● **GOAL OF THE EXERCISE**: Go through the material below and copy all lines with "text".

==============================

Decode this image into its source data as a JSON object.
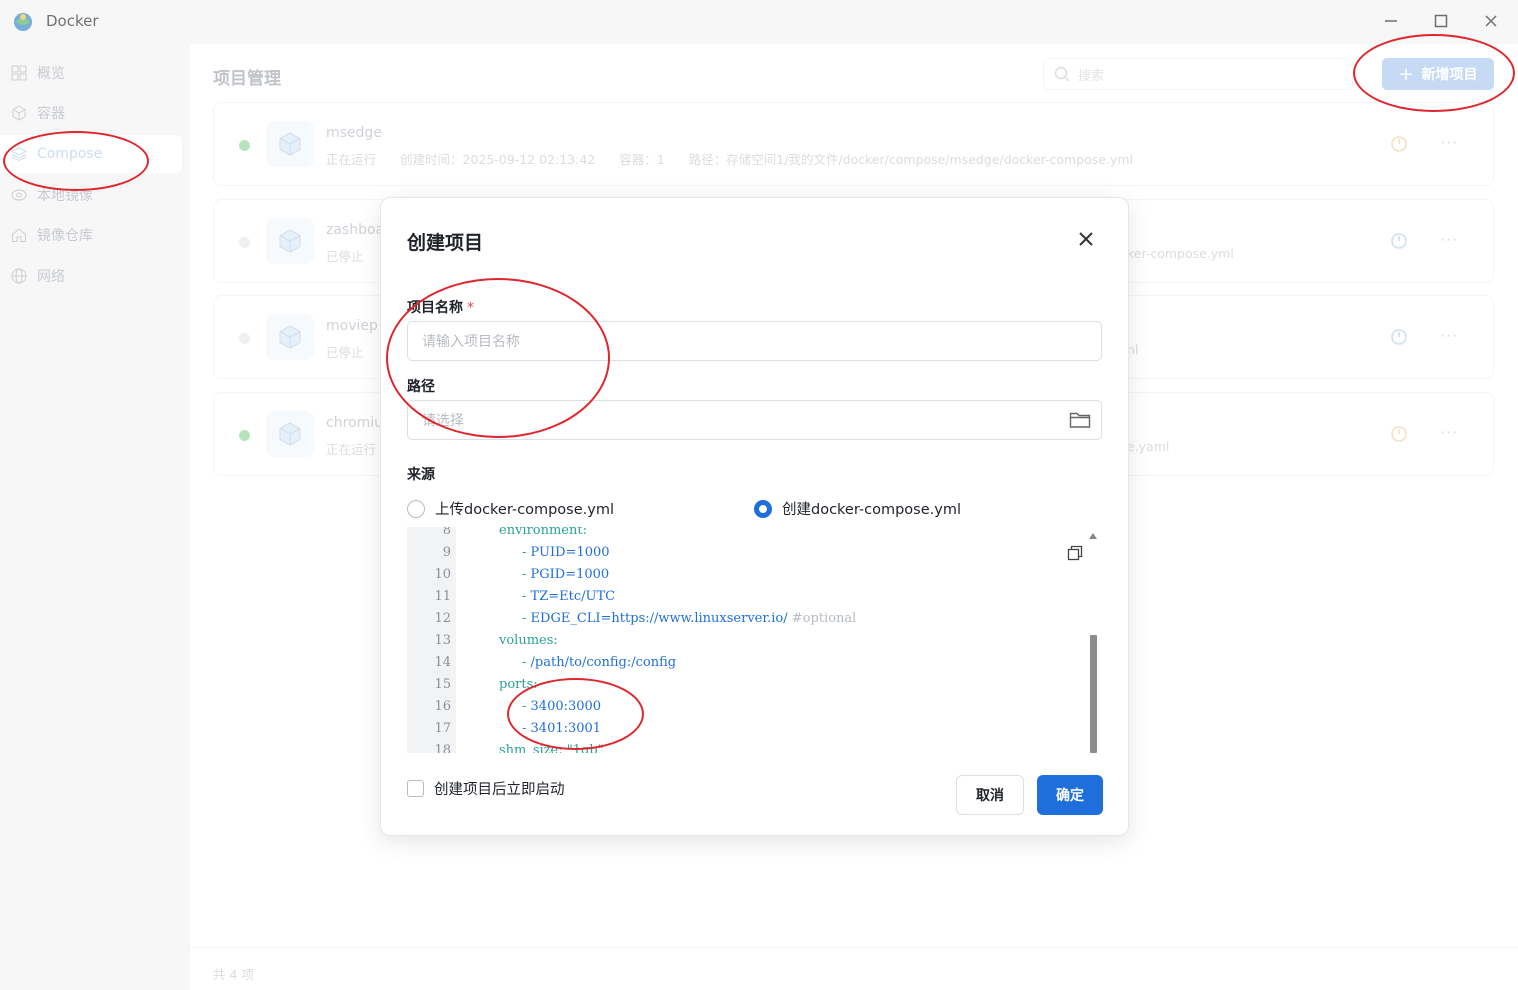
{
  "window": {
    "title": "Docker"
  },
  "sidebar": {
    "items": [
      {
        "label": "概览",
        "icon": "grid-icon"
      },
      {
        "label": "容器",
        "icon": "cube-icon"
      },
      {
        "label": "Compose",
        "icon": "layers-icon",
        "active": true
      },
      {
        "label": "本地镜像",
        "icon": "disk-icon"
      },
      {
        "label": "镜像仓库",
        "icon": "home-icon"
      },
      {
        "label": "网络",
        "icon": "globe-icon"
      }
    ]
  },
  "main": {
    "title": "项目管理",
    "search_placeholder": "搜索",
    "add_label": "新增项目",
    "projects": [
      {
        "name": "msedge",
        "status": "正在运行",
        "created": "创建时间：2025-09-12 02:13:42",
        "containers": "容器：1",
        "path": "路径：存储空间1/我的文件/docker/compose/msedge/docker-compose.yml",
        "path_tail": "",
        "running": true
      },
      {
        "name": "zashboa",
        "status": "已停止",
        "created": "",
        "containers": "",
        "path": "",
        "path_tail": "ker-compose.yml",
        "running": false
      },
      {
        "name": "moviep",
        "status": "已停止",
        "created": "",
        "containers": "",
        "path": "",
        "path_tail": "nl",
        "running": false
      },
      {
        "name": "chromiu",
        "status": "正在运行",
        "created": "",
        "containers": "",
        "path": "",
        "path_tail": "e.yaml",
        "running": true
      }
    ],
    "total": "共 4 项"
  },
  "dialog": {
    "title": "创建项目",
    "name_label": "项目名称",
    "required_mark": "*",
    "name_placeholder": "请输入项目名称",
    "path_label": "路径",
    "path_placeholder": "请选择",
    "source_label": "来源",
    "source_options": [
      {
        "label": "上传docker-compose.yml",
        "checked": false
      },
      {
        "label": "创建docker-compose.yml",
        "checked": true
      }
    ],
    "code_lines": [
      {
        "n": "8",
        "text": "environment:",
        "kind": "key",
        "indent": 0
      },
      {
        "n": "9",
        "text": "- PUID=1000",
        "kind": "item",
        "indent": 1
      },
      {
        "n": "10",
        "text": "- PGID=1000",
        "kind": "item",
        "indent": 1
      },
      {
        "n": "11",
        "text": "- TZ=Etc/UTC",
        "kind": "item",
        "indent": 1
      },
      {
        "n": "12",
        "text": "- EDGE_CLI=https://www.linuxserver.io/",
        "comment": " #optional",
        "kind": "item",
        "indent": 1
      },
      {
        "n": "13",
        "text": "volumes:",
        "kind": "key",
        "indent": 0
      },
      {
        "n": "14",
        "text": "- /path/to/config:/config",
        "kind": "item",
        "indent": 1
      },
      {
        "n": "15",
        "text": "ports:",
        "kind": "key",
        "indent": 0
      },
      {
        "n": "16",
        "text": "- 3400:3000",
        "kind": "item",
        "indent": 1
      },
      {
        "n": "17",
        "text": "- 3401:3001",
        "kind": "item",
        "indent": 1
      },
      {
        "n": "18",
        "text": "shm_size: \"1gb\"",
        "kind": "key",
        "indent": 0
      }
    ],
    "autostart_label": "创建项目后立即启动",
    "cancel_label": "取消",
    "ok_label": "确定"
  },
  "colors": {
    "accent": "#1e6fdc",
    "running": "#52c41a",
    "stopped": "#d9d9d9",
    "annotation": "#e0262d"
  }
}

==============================

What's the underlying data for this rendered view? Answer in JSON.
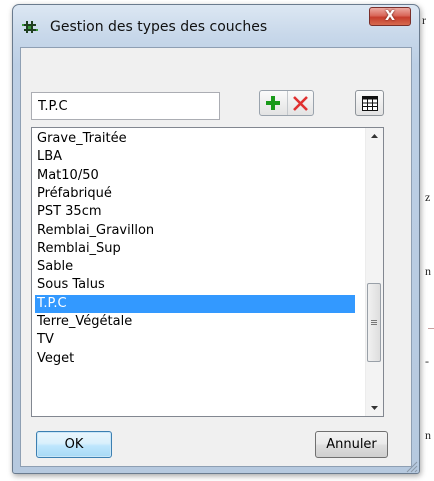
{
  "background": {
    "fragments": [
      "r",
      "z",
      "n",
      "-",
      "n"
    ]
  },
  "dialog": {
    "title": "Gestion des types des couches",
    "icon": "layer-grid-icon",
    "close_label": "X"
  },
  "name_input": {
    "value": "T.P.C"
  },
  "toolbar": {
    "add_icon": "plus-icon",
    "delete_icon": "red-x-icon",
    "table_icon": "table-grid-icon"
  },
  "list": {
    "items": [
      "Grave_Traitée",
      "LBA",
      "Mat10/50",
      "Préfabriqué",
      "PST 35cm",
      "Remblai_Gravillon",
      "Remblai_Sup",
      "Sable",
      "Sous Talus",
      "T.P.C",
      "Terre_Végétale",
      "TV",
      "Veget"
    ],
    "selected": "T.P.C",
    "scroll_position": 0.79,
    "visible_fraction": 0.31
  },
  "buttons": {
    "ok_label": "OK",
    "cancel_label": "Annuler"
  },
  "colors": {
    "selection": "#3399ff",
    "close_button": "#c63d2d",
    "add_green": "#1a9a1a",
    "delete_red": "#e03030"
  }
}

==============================

● **TASK OUTPUT**:
        "text": "environment:",
        "text": "- PUID=1000",
        "text": "- PGID=1000",
        "text": "- TZ=Etc/UTC",
        "text": "- EDGE_CLI=https://www.linuxserver.io/",
        "text": "volumes:",
        "text": "- /path/to/config:/config",
        "text": "ports:",
        "text": "- 3400:3000",
        "text": "- 3401:3001",
        "text": "shm_size: \"1gb\"",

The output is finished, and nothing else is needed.